You should notice first that isostatic rebound is occurring everywhere that we find evidence for continental ice sheets during the last glacial maximum, mainly across Antarctica, Canada, and northwestern Europe. And so the question was posed, along with this graphic: if Noah’s Flood really were global, shouldn’t we find isostatic rebound everywhere on Earth?
It’s a fair question. If the whole of Earth’s surface were covered in hundreds of meters of water, then we might infer that it should still be rebounding after the recession of the flood waters from the continents. However, one variable explains why the hypothesis doesn’t quite work: time.
If a global flood occurred, then according to the YEC, it lasted only ~1 year. This interval simply does not provide enough time for the Earth’s surface to compress in response to the excess mass. But that invites the question, how much time is required to compress the surface, so that it would still be rebounding today?
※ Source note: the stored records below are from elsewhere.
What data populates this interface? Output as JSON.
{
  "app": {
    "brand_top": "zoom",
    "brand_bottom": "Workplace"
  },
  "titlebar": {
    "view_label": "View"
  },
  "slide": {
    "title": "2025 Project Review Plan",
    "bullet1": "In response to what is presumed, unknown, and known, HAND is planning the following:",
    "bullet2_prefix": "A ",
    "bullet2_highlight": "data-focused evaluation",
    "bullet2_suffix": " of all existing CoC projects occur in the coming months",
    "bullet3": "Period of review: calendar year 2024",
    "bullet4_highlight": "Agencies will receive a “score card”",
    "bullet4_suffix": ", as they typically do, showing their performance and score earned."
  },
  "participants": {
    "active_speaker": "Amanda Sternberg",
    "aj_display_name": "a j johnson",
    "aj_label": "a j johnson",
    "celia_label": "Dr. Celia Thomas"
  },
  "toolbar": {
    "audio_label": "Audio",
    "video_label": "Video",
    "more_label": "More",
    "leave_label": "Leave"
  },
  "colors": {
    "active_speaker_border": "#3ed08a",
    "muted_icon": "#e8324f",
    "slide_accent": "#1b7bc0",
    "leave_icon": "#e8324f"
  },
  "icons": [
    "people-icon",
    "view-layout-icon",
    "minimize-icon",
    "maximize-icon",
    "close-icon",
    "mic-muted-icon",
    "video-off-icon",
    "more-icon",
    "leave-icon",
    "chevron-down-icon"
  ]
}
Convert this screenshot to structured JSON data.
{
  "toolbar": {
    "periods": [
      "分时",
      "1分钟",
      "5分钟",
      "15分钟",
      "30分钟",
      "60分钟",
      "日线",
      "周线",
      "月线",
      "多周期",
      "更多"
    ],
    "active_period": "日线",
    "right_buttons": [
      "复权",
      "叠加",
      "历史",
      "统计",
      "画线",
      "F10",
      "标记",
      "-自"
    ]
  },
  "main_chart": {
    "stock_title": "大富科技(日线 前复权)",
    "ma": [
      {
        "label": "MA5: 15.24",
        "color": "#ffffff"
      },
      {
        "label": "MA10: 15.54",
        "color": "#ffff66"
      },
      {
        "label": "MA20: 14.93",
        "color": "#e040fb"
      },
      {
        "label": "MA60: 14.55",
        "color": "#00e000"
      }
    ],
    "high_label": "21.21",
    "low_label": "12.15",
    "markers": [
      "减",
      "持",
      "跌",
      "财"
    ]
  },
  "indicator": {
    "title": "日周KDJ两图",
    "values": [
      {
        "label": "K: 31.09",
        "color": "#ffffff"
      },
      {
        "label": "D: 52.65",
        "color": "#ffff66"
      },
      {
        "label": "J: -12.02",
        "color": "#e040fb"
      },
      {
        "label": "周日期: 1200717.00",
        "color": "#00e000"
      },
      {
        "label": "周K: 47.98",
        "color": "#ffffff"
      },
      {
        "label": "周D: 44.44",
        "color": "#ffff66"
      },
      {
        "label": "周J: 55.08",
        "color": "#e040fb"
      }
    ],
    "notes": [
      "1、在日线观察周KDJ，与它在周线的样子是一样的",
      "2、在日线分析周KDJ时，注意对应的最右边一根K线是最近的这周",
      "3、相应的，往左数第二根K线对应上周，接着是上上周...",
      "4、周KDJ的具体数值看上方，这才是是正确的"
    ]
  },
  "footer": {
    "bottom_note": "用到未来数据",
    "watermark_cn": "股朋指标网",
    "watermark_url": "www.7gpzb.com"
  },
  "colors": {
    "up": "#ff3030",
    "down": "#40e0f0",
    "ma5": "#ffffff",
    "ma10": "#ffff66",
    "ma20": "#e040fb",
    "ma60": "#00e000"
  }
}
Unfortunately, that is a question for the geophysicist, since it involves a complex mathematical model, but the question has been answered. Depending on the nature of the underlying rock, it would take several thousand years at a minimum both to compress and to relax the rock.
In other words, if the most recent ice age lasted only a few centuries, as posited by folks like Andrew Snelling, then we should not observe significant isostatic rebound today where those continental ice sheets once existed. But we do, precisely as predicted by the conventional age of the ice sheets (~21,000 years old) and the timing of their final disappearance (~11–6,000 years ago). These observations flatly contradict the arbitrary YEC timeline for the last great ice age.
For the sake of discussion, however, let’s assume that we’re wrong about the time required to depress the Earth’s surface and induce isostatic rebound. Nonetheless, the YEC is left with a serious dilemma. We know from a plethora of geological evidences that multiple ice ages occurred during the last 1 million years. For example, we find glacial sediments in central and southern Siberia, which correspond to a much older glaciation (~500,000 years or more). During that time, the Eurasian ice sheet extended much further to the south. Similarly, we find glacial sediments in eastern Siberia, which date to the beginning of the last ice age, some ~90,000 years ago. Early on, the Scandinavian Ice Sheet extended far to the east into Asia.
While the YEC would dispute the absolute ages, they cannot deny what these sediments represent: continental ice sheets once covered much greater parts of both Asia and North America. In fact, YEC’s account for these data by claiming that the ‘post-Flood’ ice age simply occurred in multiple stages. But if that is the case, then all stages of the ‘biblical’ ice age occurred within centuries of each other, and all within the last 4,000 years. Geologically speaking, they are the same age.
Why, then, do we only see isostatic rebound today in regions where glacial sediments date to ~21,000 years old? Why is there no isostatic rebound in central and eastern Siberia? If you are a geologist, then the answer is rather straightforward: those ice sheets disappeared so long ago, that the Earth’s surface has already rebounded to its original shape.
The ‘Biblical’ Ice Age is a Creationist Myth
We cannot accept the claim to a ‘biblical’ ice age, which is a poorly fabricated myth of the modern creationist movement. This rationalization of the evidence highlights the anti-scientific nature of ministries like Answers in Genesis. Although they offer to us an answer for every question, those answers are known in advance of the investigation, and the evidence is warped around them. Thus upon careful analysis, the web of contradiction untangles, and along with it, the unsupported framework that is ‘Flood geology’.
Featured image: A Norwegian fjord, testament to large-scale glaciation in recent Earth history